**WORK REQUIRED**
Every line of the data is to be output verbatim.

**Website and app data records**
"""

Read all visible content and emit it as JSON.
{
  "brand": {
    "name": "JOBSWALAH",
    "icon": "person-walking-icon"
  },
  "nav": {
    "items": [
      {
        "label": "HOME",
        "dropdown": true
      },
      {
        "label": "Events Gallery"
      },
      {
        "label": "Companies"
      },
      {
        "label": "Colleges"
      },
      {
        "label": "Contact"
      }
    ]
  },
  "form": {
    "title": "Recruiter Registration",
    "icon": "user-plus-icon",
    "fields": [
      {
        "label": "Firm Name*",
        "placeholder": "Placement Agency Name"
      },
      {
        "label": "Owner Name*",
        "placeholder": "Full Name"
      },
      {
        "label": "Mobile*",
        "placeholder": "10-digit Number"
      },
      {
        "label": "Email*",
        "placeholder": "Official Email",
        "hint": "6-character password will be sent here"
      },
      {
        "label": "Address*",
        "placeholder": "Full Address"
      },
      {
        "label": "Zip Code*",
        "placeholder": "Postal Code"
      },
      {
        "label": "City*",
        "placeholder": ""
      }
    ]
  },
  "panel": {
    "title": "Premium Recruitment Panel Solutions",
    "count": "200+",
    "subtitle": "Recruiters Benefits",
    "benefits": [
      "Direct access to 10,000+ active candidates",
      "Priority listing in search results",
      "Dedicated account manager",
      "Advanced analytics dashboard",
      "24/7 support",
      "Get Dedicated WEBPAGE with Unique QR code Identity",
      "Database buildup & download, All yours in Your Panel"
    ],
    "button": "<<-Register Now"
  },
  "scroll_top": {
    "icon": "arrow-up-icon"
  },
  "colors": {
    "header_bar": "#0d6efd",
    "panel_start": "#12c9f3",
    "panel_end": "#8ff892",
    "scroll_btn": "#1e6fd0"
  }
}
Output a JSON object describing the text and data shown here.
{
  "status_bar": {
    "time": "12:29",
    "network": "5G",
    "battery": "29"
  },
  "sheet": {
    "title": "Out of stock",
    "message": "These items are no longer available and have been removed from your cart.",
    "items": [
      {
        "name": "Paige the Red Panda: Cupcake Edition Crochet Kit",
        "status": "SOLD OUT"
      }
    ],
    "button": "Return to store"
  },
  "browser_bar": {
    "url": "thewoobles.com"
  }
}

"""

**SOLUTION TO THE PROBLEM**
Read all visible content and emit it as JSON.
{
  "brand": {
    "name": "JOBSWALAH",
    "icon": "person-walking-icon"
  },
  "nav": {
    "items": [
      {
        "label": "HOME",
        "dropdown": true
      },
      {
        "label": "Events Gallery"
      },
      {
        "label": "Companies"
      },
      {
        "label": "Colleges"
      },
      {
        "label": "Contact"
      }
    ]
  },
  "form": {
    "title": "Recruiter Registration",
    "icon": "user-plus-icon",
    "fields": [
      {
        "label": "Firm Name*",
        "placeholder": "Placement Agency Name"
      },
      {
        "label": "Owner Name*",
        "placeholder": "Full Name"
      },
      {
        "label": "Mobile*",
        "placeholder": "10-digit Number"
      },
      {
        "label": "Email*",
        "placeholder": "Official Email",
        "hint": "6-character password will be sent here"
      },
      {
        "label": "Address*",
        "placeholder": "Full Address"
      },
      {
        "label": "Zip Code*",
        "placeholder": "Postal Code"
      },
      {
        "label": "City*",
        "placeholder": ""
      }
    ]
  },
  "panel": {
    "title": "Premium Recruitment Panel Solutions",
    "count": "200+",
    "subtitle": "Recruiters Benefits",
    "benefits": [
      "Direct access to 10,000+ active candidates",
      "Priority listing in search results",
      "Dedicated account manager",
      "Advanced analytics dashboard",
      "24/7 support",
      "Get Dedicated WEBPAGE with Unique QR code Identity",
      "Database buildup & download, All yours in Your Panel"
    ],
    "button": "<<-Register Now"
  },
  "scroll_top": {
    "icon": "arrow-up-icon"
  },
  "colors": {
    "header_bar": "#0d6efd",
    "panel_start": "#12c9f3",
    "panel_end": "#8ff892",
    "scroll_btn": "#1e6fd0"
  }
}
Output a JSON object describing the text and data shown here.
{
  "status_bar": {
    "time": "12:29",
    "network": "5G",
    "battery": "29"
  },
  "sheet": {
    "title": "Out of stock",
    "message": "These items are no longer available and have been removed from your cart.",
    "items": [
      {
        "name": "Paige the Red Panda: Cupcake Edition Crochet Kit",
        "status": "SOLD OUT"
      }
    ],
    "button": "Return to store"
  },
  "browser_bar": {
    "url": "thewoobles.com"
  }
}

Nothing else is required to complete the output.